For the last six months or so, I have been writing in and exploring around Mastodon, a federated social networking space that is free from corporate structure. Federated means there is no one central server or space where people are located. Instead, there are “instances” where people connect to and write from (instances are hosted by individuals and most instances have a theme). All instances can share across the larger Mastodon network. I know that will sound confusing. Upshot for me: it’s becoming a neat, creative, connected space that is more than just an alternative to Twitter.
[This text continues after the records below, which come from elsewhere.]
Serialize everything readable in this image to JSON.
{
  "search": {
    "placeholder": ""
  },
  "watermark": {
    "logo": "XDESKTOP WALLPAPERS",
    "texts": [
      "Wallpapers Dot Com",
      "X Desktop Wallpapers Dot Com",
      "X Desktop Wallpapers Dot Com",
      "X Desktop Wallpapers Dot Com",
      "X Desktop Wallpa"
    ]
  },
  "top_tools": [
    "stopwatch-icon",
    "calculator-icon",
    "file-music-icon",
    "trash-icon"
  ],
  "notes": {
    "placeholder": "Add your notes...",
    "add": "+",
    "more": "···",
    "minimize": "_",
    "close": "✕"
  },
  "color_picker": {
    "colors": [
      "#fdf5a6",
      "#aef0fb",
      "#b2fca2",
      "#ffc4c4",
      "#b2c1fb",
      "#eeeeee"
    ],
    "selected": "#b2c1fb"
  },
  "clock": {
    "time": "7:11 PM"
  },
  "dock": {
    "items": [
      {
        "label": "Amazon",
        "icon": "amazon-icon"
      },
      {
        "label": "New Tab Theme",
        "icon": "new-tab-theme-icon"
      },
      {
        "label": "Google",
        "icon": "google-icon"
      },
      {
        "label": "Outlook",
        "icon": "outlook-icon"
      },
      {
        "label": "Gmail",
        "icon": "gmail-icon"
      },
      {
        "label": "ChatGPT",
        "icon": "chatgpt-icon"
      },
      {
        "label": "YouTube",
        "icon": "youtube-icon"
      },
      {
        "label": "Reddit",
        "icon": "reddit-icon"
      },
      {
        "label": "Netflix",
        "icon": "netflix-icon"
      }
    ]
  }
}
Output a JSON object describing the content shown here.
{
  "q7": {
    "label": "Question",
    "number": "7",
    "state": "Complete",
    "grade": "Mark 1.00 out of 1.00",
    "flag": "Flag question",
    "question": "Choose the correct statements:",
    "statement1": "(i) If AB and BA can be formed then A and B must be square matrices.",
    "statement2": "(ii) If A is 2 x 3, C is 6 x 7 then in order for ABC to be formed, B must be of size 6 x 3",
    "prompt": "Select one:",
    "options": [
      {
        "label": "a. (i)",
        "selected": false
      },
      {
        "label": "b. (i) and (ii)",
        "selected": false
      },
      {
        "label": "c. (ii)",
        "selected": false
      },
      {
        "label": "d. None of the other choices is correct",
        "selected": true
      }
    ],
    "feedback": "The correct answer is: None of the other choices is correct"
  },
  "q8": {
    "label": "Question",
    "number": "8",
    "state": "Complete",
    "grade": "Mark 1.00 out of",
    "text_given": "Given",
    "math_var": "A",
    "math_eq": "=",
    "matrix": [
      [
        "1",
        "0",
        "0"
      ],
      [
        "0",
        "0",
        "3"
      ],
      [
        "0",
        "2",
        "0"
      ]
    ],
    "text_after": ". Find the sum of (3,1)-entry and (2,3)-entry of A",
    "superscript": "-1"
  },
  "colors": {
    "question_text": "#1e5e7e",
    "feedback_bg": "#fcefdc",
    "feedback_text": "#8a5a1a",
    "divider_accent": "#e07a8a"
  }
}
In late September, someone in the Mastodon timeline put out a call for musicians to collaborate together for an album project.  They hoped to leverage the connected element of common interests into a music project. I took the plunge, and became part of what is now known as A Whale’s Lantern project — a collaboration of musicians who have made music through the Mastodon network.

While I didn’t know who I would be partnered with, as names were drawn randomly, it turns out I was paired with a friend from other connected spaces: Laura Ritchie. She’s a cellist and music teacher and wide-range thinker.


Yesterday, our “album” was released on Bandcamp. Laura and I worked on a song that I wrote called I Fall Apart (Like Stars in the Night) and the whole group of us, including some of who didn’t get time to finish their collaboration, are in the midst of writing up our reflections. Collaboratively, of course, and hopefully, it will be published in a Mastodon open journal called Kintsugi in the future.

Check out A Whale’s Lantern: Flight into the Nebula.

Peace (listening to the muse),

Musical Landscapes: Sunlight Moonlight Starlight (Song Six)

I am immersing myself in making music, and found myself connected to the idea of a musical landscape, a musical map of ideas expressed not in latitude and longitude, but in sound, melody and rhythm.  This project connects back to this month’s Pop-Up Make Cycle with the CLMOOC.

I have already shared out Five pieces:

This sixth and last song of the collection, Sunlight Moonlight Starlight, is just the sense of wonder of the sky during a walk at night along our quiet neighborhood streets.

Take a listen to Sunlight Moonlight Starlight.

Thanks for opening up your ears to my sounds. I am thinking how to pull all of these tracks together into more of a map.

Peace (in wonder),

Musical Landscapes: Bird Off Balance (Song Five)

I am immersing myself in making music, and found myself connected to the idea of a musical landscape, a musical map of ideas expressed not in latitude and longitude, but in sound, melody and rhythm.  This project connects back to this month’s Pop-Up Make Cycle with the CLMOOC.

I have already shared out Four pieces:

This fifth piece, Bird Off Balance, came after watching a bird on the power wires on the street in front of our house, and how it seemed to always be on the verge of wobbling off the wire. It never did, of course. It was always in balance.

Listen to Bird Off Balance.

Thanks for taking time to imagine through listening what I was seeing.

Peace (in balance),